STUDIES ON THE SEASONAL VARIATION OF MAJOR ELEMENTS DURING FRUIT DEVELOPMENT STAGES AND EVALUATION OF POST-HARVEST CHANGES IN MANGO GERMPLASM

Sana Rashid1, Laiba Ali2*, Akasha Saleem3, Khadija Ummer2, Iram Nisar2, Farooq Ahmed2, Muhammad Ahmad Ali4 and Ishrat Fatima5

1Institute of Horticultural Sciences; 2Institute of Soil and Environmental Sciences; 3Department of Chemistry; 4Department of Agricultural Extensions, Education and Rural Development, University of Agriculture, Faisalabad-38040, Pakistan 5Department of Chemistry, Government College University, Faisalabad-38000, Pakistan

*Corresponding author: laiba.ali204@gmail.com

To Cite this Article :

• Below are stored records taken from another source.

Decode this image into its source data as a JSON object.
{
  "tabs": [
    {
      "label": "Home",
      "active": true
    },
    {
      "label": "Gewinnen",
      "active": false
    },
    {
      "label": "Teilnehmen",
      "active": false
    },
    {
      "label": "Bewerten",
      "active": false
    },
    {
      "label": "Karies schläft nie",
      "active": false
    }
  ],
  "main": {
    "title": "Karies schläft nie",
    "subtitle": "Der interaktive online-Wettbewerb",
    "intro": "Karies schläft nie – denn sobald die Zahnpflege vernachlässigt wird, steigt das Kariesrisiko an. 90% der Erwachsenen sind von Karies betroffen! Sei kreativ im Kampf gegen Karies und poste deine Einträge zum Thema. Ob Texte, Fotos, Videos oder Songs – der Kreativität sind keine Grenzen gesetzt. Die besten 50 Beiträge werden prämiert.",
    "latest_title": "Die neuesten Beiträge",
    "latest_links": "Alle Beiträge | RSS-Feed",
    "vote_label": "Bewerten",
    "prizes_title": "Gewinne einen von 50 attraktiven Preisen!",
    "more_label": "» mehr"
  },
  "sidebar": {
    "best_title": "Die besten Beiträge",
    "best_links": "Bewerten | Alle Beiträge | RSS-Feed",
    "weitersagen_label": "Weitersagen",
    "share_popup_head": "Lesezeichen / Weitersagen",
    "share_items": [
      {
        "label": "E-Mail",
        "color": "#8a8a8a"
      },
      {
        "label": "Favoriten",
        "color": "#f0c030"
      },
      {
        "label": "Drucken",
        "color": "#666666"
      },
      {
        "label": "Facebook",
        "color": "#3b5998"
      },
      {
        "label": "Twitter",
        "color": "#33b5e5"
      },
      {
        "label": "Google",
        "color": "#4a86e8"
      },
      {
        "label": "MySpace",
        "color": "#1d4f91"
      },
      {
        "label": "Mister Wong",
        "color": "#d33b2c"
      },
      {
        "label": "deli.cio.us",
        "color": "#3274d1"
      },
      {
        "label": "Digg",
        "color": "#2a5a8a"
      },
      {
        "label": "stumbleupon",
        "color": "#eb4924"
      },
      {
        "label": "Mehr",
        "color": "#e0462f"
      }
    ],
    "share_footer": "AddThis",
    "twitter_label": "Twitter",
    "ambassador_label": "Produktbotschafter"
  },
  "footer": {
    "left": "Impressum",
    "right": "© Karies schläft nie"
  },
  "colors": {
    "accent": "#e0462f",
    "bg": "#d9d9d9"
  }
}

Rashid S, Ali L, Saleem A, Ummer K, Nisar I, Ahmed F, Zubair M and Fatima 1, 2024. Studies on the seasonal variation of major elements during fruit development stages and evaluation of post-harvest changes in mango germplasm. Agrobiological Records 15: 75-90. https://doi.org/10.47278/journal.abr/2024.002

Abstract

Mango (Mangifera indica L.) belongs to the family Anacardiaceae and is one of the important fruits grown and consumed all over the world. Presently it is grown on an area of 173.8 thousand ha with 1.85 million tones production in the country. The production area and the fruit production season influence the composition of nutrients, especially carotenoids, ascorbic acid, flavonoid, and thiamine. Seasonal variations, also known as seasonality, refer to alterations in behavior, biological rhythms, physiology, and more, prompted by cyclic shifts in the environment caused by the changing seasons. The fruit quality, vegetative growth, reproductive growth, and yield depend on the proper nutrition of trees. Analyzing leaves plays a pivotal role in determining the nutrient requirements of mango trees, as the roots may face challenges in absorbing adequate nutrients from the soil. The research was planned to study the seasonal variation of major elements during fruit development stages and then evaluate the post-harvest changes in mango. Sixteen mango varieties were selected for the evaluation, and the collection of leaves was done every month from the marble stage to the harvesting for one year. Fruits were harvested at four distinct developmental stages, and an examination of biochemical properties such as superoxide dismutase (SOD), peroxidase (POD), Catalase (CAT), and others was conducted. Leaf essential macro elements (N, P, and K) were also assessed. Data were analyzed by Statistics 8.1 statistical software and means were compared by Tukey’s significant test. The texture of all varieties was found to be smooth at first morphological stage. Malda, Keittn (SSI), Collector, Temora, and Zaafran exhibited a rough texture during observation. Among the varieties studied, Chaunsa SB, Tommy Atkin, and Rohi Raat displayed a more pronounced fruit aroma compared to others. Swarnerka, Keitt, and Pohi Raat exhibited notable color characteristics at the time of harvesting. Catalase in selected mango varieties showed the highest value in Malda. Hydrogen peroxide was highest in Zaafran. Malondialdehyde showed maximum value in Chaunsa SB. Peroxidase dismutase showed the maximum value in Chaunsa Lahori (8.50mg/g protein). Superoxide dismutase showed maximum value in Swarnerka. Titratable acidity was notably higher in Pop (13.53%) and Langra (11.25%) but lower in Chaunsa Lahori and Tommy Atkin (3.83%). In summary, the findings underscore the significant influence of each morphological stage on the various parameters studied.


Article Overview

  • Volume : 15
  • Pages : 75-90